Why Are Select Chemicals Hazardous to Your Hearing?
Something that has a toxic impact on the nerves of the ears or the ears themselves is known as ototoxic. At work or at home, people can be exposed to ototoxic chemicals. These chemicals can be absorbed by ingestion, inhalation, or through the skin. Once these chemicals get into the body, they can travel to the delicate nerves and other portions of the ear. The resulting hearing loss could be temporary or long-term, and the effect is worse when noise exposure is also at high levels.
The Occupational Safety and Health Administration, or OSHA, discovered five types of chemicals which can be hazardous to your hearing:
- Pharmaceuticals – Hearing can be damaged by drugs like diuretics, antibiotics, and analgesics. Consult your primary doctor and your hearing health specialist about any hazards presented by your medications.

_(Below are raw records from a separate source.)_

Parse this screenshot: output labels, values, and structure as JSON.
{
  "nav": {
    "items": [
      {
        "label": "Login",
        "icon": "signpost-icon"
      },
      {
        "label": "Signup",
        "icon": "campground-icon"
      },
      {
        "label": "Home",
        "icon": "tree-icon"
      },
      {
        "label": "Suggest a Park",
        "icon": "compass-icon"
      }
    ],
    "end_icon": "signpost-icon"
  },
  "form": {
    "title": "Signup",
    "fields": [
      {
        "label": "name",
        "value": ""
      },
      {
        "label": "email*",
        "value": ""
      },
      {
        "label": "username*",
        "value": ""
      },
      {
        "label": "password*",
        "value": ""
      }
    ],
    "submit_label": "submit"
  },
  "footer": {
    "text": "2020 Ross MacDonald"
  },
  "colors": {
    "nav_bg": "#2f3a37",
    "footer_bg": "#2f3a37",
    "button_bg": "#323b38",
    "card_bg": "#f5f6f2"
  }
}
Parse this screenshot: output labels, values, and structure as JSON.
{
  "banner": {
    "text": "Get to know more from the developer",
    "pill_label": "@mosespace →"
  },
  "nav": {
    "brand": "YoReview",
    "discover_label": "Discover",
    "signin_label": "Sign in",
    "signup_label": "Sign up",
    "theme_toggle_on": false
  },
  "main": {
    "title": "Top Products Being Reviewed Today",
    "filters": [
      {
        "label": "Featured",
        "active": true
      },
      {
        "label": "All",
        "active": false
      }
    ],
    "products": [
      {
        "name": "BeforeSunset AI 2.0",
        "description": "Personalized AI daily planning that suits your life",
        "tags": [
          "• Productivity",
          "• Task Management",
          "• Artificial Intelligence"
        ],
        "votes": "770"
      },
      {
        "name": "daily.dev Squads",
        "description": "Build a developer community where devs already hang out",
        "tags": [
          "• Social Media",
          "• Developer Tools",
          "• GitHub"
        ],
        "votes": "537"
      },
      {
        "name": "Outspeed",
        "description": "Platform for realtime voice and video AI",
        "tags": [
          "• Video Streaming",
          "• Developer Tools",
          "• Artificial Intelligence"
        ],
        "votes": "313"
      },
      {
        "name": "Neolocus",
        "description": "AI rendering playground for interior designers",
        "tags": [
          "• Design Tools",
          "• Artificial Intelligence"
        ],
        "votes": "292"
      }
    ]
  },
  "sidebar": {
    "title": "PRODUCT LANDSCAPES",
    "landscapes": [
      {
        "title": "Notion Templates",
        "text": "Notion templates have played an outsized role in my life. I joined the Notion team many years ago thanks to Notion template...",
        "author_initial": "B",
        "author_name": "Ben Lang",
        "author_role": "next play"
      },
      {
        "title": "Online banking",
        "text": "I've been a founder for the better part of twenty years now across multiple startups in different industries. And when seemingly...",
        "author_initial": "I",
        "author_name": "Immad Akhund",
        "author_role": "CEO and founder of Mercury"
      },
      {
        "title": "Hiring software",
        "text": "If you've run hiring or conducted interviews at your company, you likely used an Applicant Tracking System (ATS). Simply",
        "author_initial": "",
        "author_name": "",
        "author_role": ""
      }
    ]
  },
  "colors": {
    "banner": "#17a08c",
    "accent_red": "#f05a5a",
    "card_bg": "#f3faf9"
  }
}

- Asphyxiants – Asphyxiants lower the amount of oxygen in the air, and include things like carbon monoxide and tobacco smoke. Vehicles, stoves, gas tools, and other appliances could put out unsafe levels of these chemicals.
- Metals and Compounds – Hearing loss can be caused by metals like mercury and lead which also have other harmful health effects. These metals are typically found in the metal fabrication and furniture industries.
- Solvents – Specific industries including insulation and plastics use solvents such as carbon disulfide and styrene in manufacturing. Make sure that if you work in one of these industries, you wear all of your safety equipment and speak with your workplace safety officer about how much you are exposed.
- Nitriles – Nitriles including 3-Butenenitrile and acrylonitrile are used to make products such as automotive rubber and seals, super glue, and latex gloves. Nitrile-based products can be advantageous because they help repel water, but exposure can damage your hearing.
What Can You do if You’re Exposed to Ototoxic Chemicals?
The key to protecting your hearing from chemical exposure is to take precautions. Ask your employer about exposure levels to these chemicals if you work in the construction, plastics, pesticide spraying, automotive, or fire-fighting industries. Make sure you utilize every safety material your job offers, such as protective garment, gloves, and masks.
Be sure you adhere to all of the instructions on the labels of your medications before you use them. Use correct ventilation, including opening windows, and staying away from any chemicals or asking for assistance if you can’t decipher any of the labels. Chemicals and noise can have a cumulative impact on your hearing, so if you are around both at the same time, take additional precautions. Try to nip any potential problem in the bud by having a regular hearing test if you are on medications or if you can’t steer clear of chemicals. Hearing specialists have experience with the various causes of hearing loss and can help you figure out a plan to stop further damage.